If you are in any position of influence at the W3C, Adobe, or any other entity, I urge you to help the Flash community and the future of the web by bringing attention to this matter. HTML5 is coming, but Flash isn’t going anywhere. Spread the word.

Addendum: To head off any questions like “what about a ‘Java’ or ‘Silverlight’ tag?”, I have some answers for that as well. Short answer, yes, no. Now, I'm not saying that just because I'm a Flash developer. I have solid objective reasoning behind it. I think the suggested tags need to be justified before they can be added to the specification. Here are some criteria for nomination: * What is the world-wide percentage of total computers that the suggested technology is installed on? * How long has the suggested technology been around and what are the long term adoption rates (that don't include forced Windows Update)? * Does the suggested technology work seamlessly across all major browsers? * Does the suggested technology work on Windows, Mac and Linux operating systems?

These are just off of the top of my head, but I think it’s a good benchmark to start with. Let’s try to keep the flame wars out of the comments. Please be professional, objective and support your thoughts with research.
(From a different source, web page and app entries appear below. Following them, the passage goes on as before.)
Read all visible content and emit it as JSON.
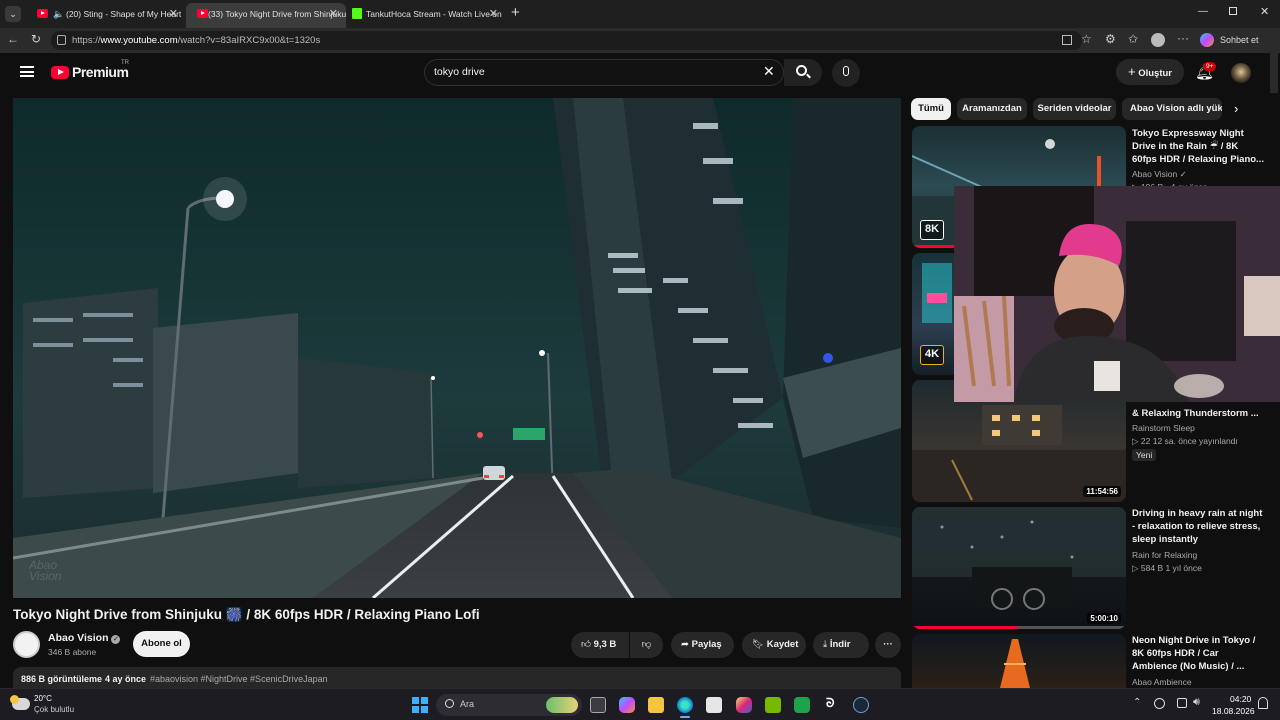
{
  "browser": {
    "tabs": [
      {
        "label": "(20) Sting - Shape of My Heart"
      },
      {
        "label": "(33) Tokyo Night Drive from Shinjuku"
      },
      {
        "label": "TankutHoca Stream - Watch Live on"
      }
    ],
    "url_prefix": "https://",
    "url_host": "www.youtube.com",
    "url_path": "/watch?v=83aIRXC9x00&t=1320s",
    "copilot_label": "Sohbet et"
  },
  "header": {
    "logo_text": "Premium",
    "logo_sup": "TR",
    "search_value": "tokyo drive",
    "create_label": "Oluştur",
    "notif_badge": "9+"
  },
  "video": {
    "watermark": "Abao Vision",
    "title": "Tokyo Night Drive from Shinjuku 🎆 / 8K 60fps HDR / Relaxing Piano Lofi",
    "channel": "Abao Vision",
    "subscribers": "346 B abone",
    "subscribe_label": "Abone ol",
    "likes": "9,3 B",
    "share_label": "Paylaş",
    "save_label": "Kaydet",
    "download_label": "İndir",
    "views": "886 B görüntüleme",
    "age": "4 ay önce",
    "hashtags": "#abaovision #NightDrive #ScenicDriveJapan"
  },
  "chips": [
    "Tümü",
    "Aramanızdan",
    "Seriden videolar",
    "Abao Vision adlı yükleyiciden"
  ],
  "recommendations": [
    {
      "title": "Tokyo Expressway Night Drive in the Rain ☔ / 8K 60fps HDR / Relaxing Piano...",
      "channel": "Abao Vision",
      "meta": "▷ 196 B · 4 ay önce",
      "badge": "8K",
      "duration": ""
    },
    {
      "title": "",
      "channel": "",
      "meta": "",
      "badge": "4K",
      "duration": ""
    },
    {
      "title": "& Relaxing Thunderstorm ...",
      "channel": "Rainstorm Sleep",
      "meta": "▷ 22  12 sa. önce yayınlandı",
      "tag": "Yeni",
      "duration": "11:54:56"
    },
    {
      "title": "Driving in heavy rain at night - relaxation to relieve stress, sleep instantly",
      "channel": "Rain for Relaxing",
      "meta": "▷ 584 B  1 yıl önce",
      "duration": "5:00:10"
    },
    {
      "title": "Neon Night Drive in Tokyo / 8K 60fps HDR / Car Ambience (No Music) / ...",
      "channel": "Abao Ambience",
      "meta": "",
      "duration": ""
    }
  ],
  "taskbar": {
    "weather_temp": "20°C",
    "weather_desc": "Çok bulutlu",
    "search_label": "Ara",
    "time": "04:20",
    "date": "18.08.2026"
  },
  "colors": {
    "accent_red": "#ff0033",
    "bg": "#0f0f0f",
    "chip_bg": "#272727"
  }
}
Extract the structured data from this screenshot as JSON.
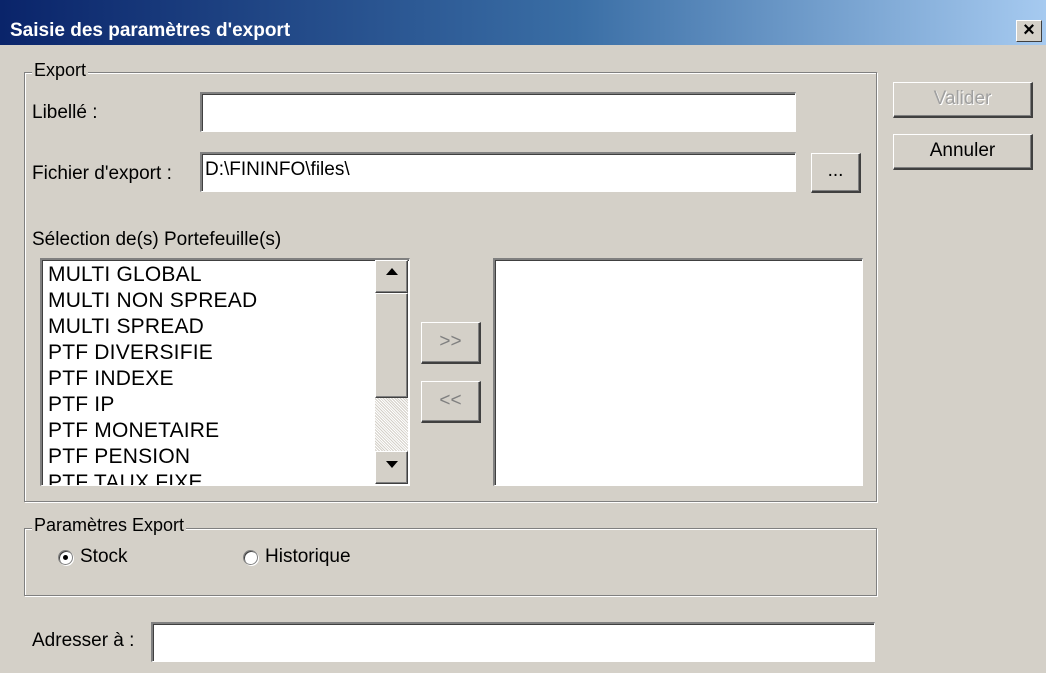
{
  "window": {
    "title": "Saisie des paramètres d'export",
    "close_label": "×"
  },
  "buttons": {
    "validate": "Valider",
    "cancel": "Annuler",
    "browse": "...",
    "add": ">>",
    "remove": "<<"
  },
  "export_group": {
    "legend": "Export",
    "libelle_label": "Libellé :",
    "libelle_value": "",
    "file_label": "Fichier d'export :",
    "file_value": "D:\\FININFO\\files\\",
    "selection_label": "Sélection de(s) Portefeuille(s)",
    "available_items": [
      "MULTI GLOBAL",
      "MULTI NON SPREAD",
      "MULTI SPREAD",
      "PTF DIVERSIFIE",
      "PTF INDEXE",
      "PTF IP",
      "PTF MONETAIRE",
      "PTF PENSION",
      "PTF TAUX FIXE"
    ],
    "selected_items": []
  },
  "params_group": {
    "legend": "Paramètres Export",
    "radio_stock": "Stock",
    "radio_history": "Historique",
    "selected": "Stock"
  },
  "address": {
    "label": "Adresser à :",
    "value": ""
  }
}
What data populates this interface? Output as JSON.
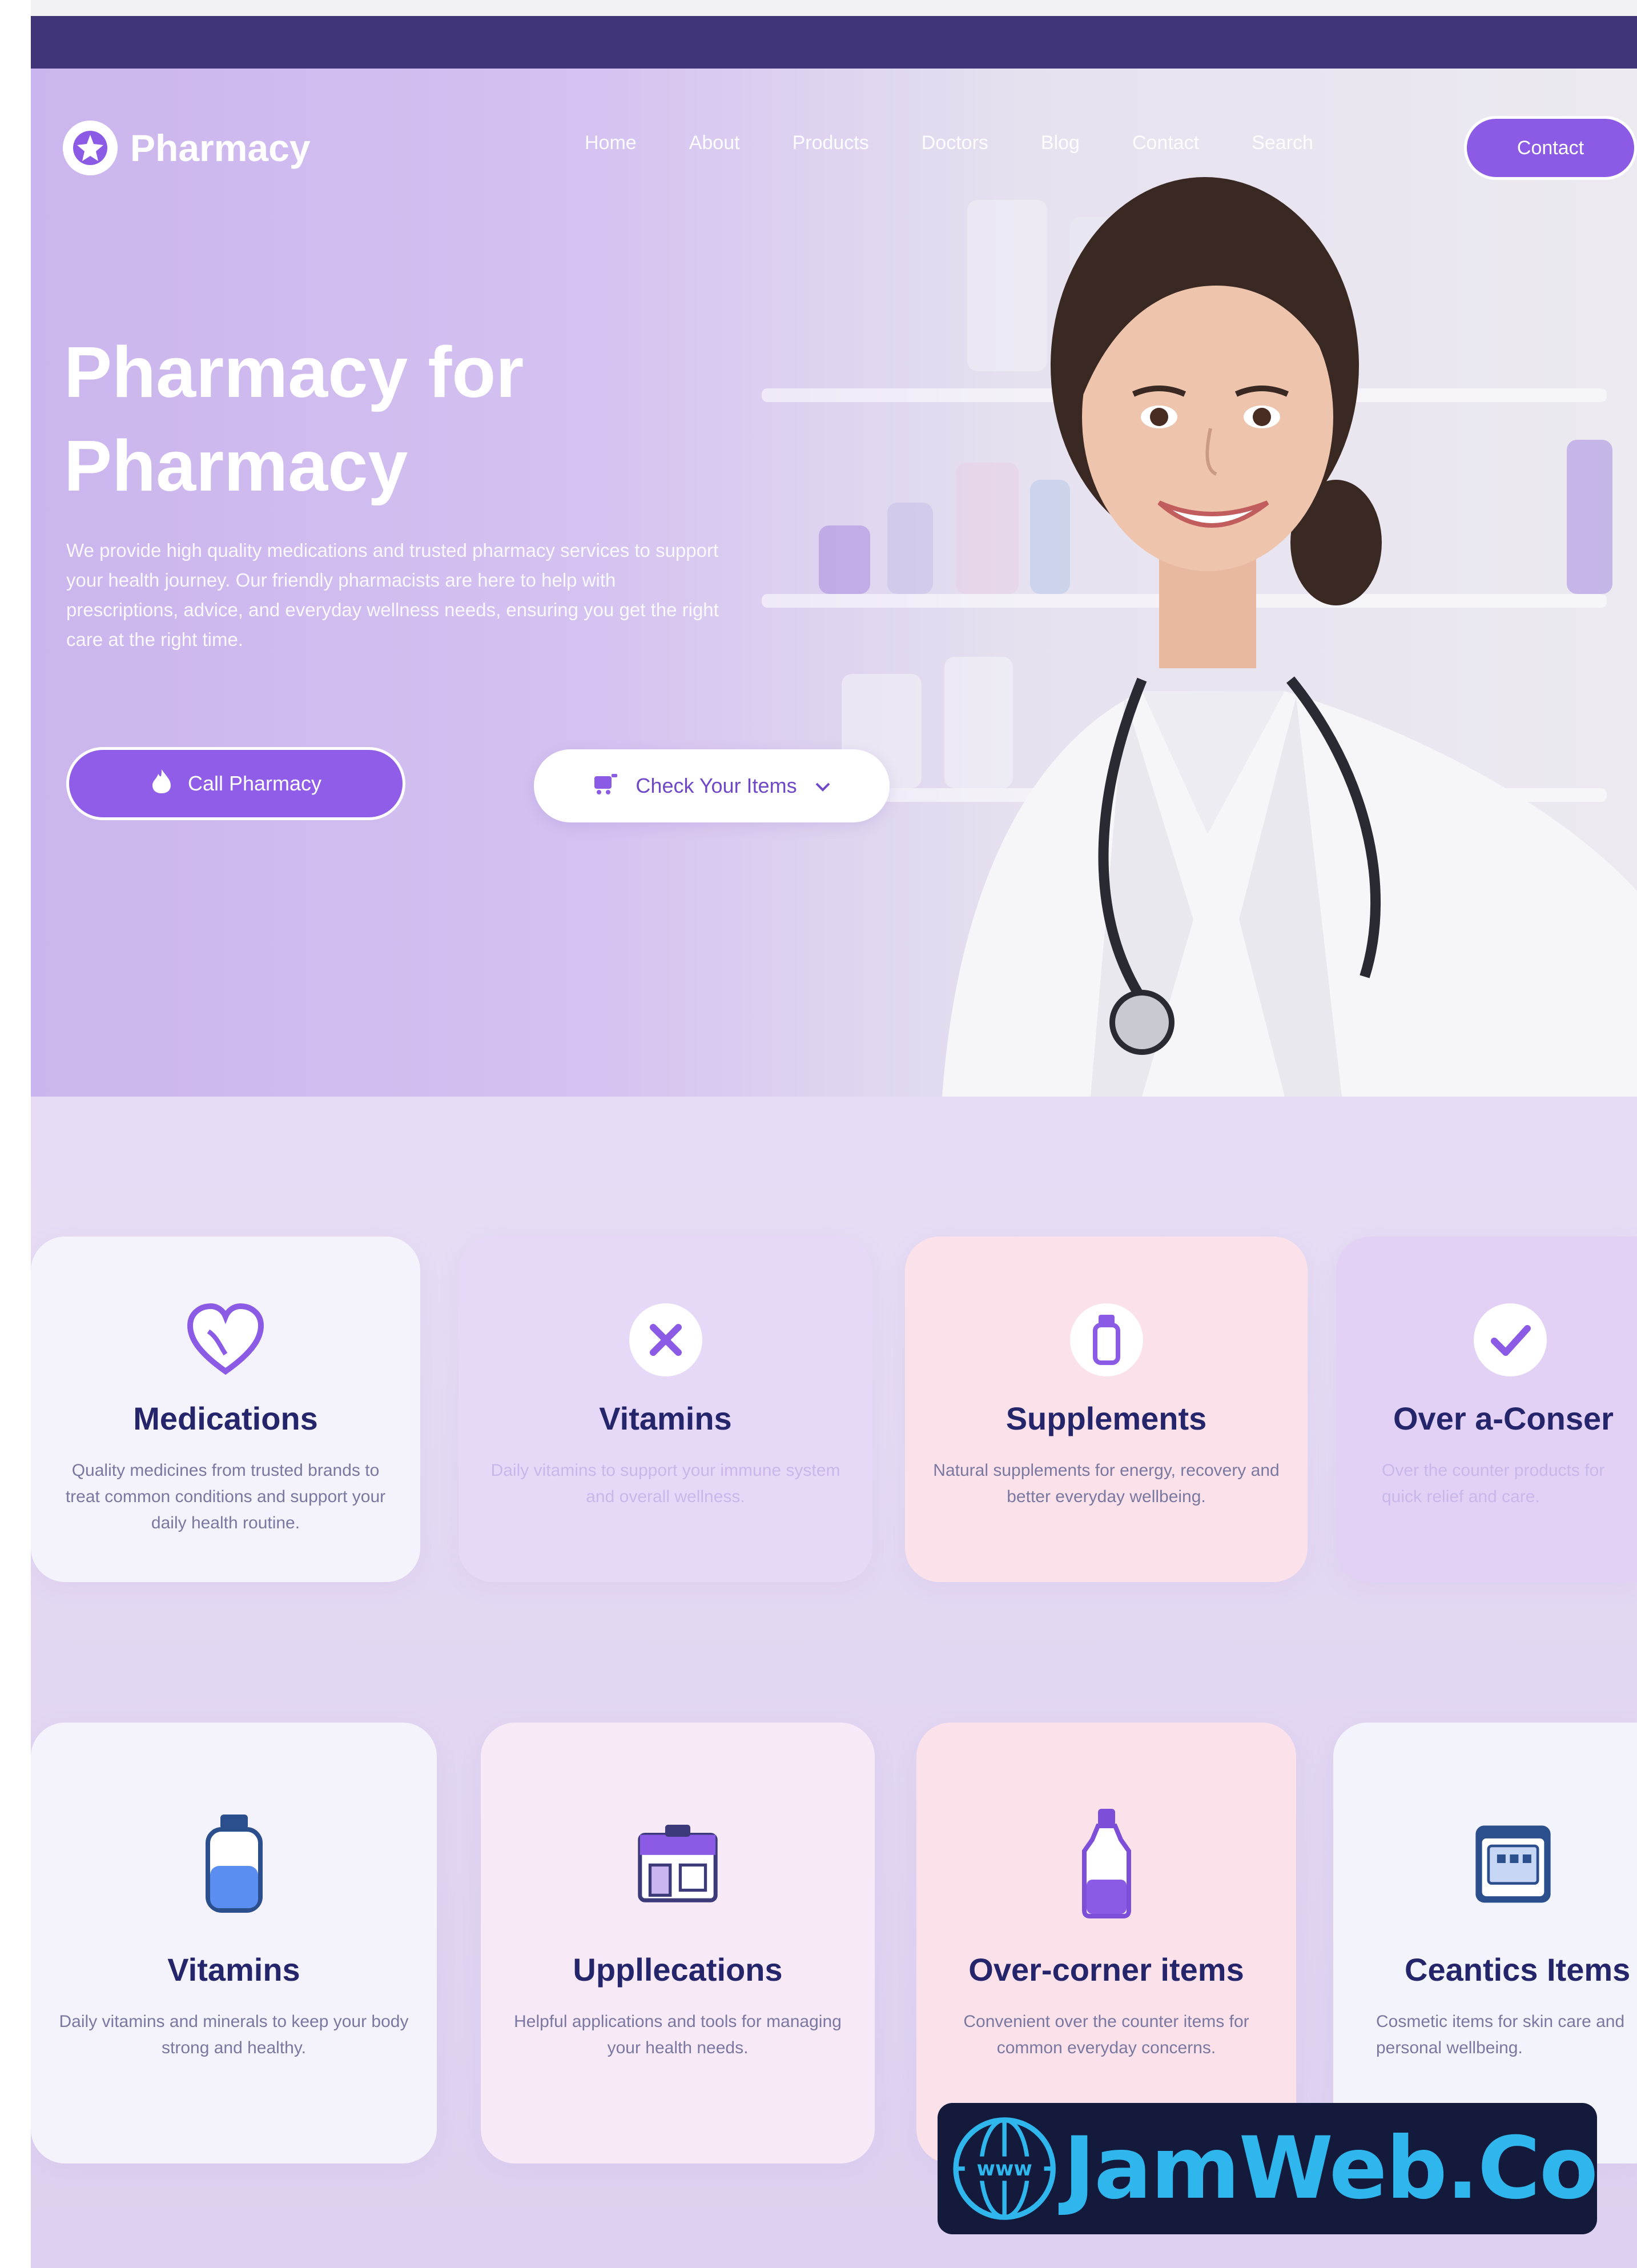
{
  "brand": {
    "name": "Pharmacy"
  },
  "nav": {
    "links": [
      "Home",
      "About",
      "Products",
      "Doctors",
      "Blog",
      "Contact",
      "Search"
    ],
    "cta_label": "Contact"
  },
  "hero": {
    "title_line1": "Pharmacy for",
    "title_line2": "Pharmacy",
    "description": "We provide high quality medications and trusted pharmacy services to support your health journey. Our friendly pharmacists are here to help with prescriptions, advice, and everyday wellness needs, ensuring you get the right care at the right time.",
    "primary_button": "Call Pharmacy",
    "secondary_button": "Check Your Items"
  },
  "categories_row1": [
    {
      "title": "Medications",
      "desc": "Quality medicines from trusted brands to treat common conditions and support your daily health routine.",
      "icon": "heart-icon",
      "bg": "#f4f3fb"
    },
    {
      "title": "Vitamins",
      "desc": "Daily vitamins to support your immune system and overall wellness.",
      "icon": "close-icon",
      "bg": "#e6d8f7"
    },
    {
      "title": "Supplements",
      "desc": "Natural supplements for energy, recovery and better everyday wellbeing.",
      "icon": "bottle-icon",
      "bg": "#fbe2ea"
    },
    {
      "title": "Over a-Conser",
      "desc": "Over the counter products for quick relief and care.",
      "icon": "check-icon",
      "bg": "#e2d1f5"
    }
  ],
  "categories_row2": [
    {
      "title": "Vitamins",
      "desc": "Daily vitamins and minerals to keep your body strong and healthy.",
      "icon": "vitamin-bottle-icon",
      "bg": "#f4f3fb"
    },
    {
      "title": "Uppllecations",
      "desc": "Helpful applications and tools for managing your health needs.",
      "icon": "pharmacy-store-icon",
      "bg": "#f8e9f7"
    },
    {
      "title": "Over-corner items",
      "desc": "Convenient over the counter items for common everyday concerns.",
      "icon": "medicine-bottle-icon",
      "bg": "#fbe2ea"
    },
    {
      "title": "Ceantics Items",
      "desc": "Cosmetic items for skin care and personal wellbeing.",
      "icon": "calendar-box-icon",
      "bg": "#f3f4fb"
    }
  ],
  "watermark": {
    "text": "JamWeb.Co",
    "globe_label": "www"
  },
  "colors": {
    "accent": "#8c5be6",
    "topbar": "#3f3577",
    "heading": "#24256a"
  }
}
Update: David Tucker has done [a much better job][40] of conveying most of what I was trying to say here.

[1]: (Google I/O)
[2]: (RE: Is Canvas the End of Flash)
[3]: (Webkit and HTML5: The end of Flash and Gears?)
[4]:,1000000121,39655473,00.htm (Opera: Web Standards Could Eclipse Flash)
[5]: (Mozilla Warns of Flash and Silverlight 'Agenda')
[6]: (Why can't Flash be like Firefox 3.5?)
[7]: (Quicktime is the Missing Link for Flash on the iPhone)
[8]: (Could HTML5 Kill Flash and Silverlight?)
[9]: (HTML5 Video Tag Could Render Flash Obselete)
[10]: (Google - Improved SEO Indexing for Flash)
[11]: ( - Tamarin Project)
[12]: (W3C - HTML5)
[13]: (Zledman - HTML5 'NSFW' Tags)
[14]: (jQuery)
[15]: (Twitter)
[16]: (Delicious)
[17]: (Readernaut)
[18]: (Google Wave)
[19]: (John Dowdell - Building upon Untested Assumptions)
[20]: (Serge Jespers - Adobe vs the Open Web)
[21]: (Ryan Stewart - HTML5 vs Flash Versions)
[22]: (John Dowdell - Underpromise and Overdeliver)
[23]: (Mike Chambers - Implementing HTML 5 Video Element using JavaScript and Flash)
[24]: (Wikipedia - ECMAScript)
[25]: (John Resig - ECMAScript Harmony)
[26]: (YUI Blog - The Only Thing We Have to Fear is Premature Adoption)
[27]: (Mozilla Standards Blog - After The Oslo Meeting)
[28]: (Why Does Everything Suck - Adobe Screwed By EcmaScript Standards Agreement)
[29]: (Mike Chambers - ActionScript 3 and ECMAScript 4)
[30]: (Adactio - Jeremy Keith)
[31]: (HuffDuffer)
[32]: (Twitter - Jeremy Keith)
[33]: (Adobe Devnet - Spry Framework)
[34]: (SWFObject)
[35]: (Adobe Devnet - Introducing Dreamweaver CS4)
[36]: (Adobe Devnet - What's new in Flash Builder 4)
[37]: (John Nack - Web Photo Galleriy Flash Detection Script Revved)
[38]: (Flickr - Firefox Browser Plugins)
[39]: (
[40]: (David Tucker -An honest open discussion on web standards and html5)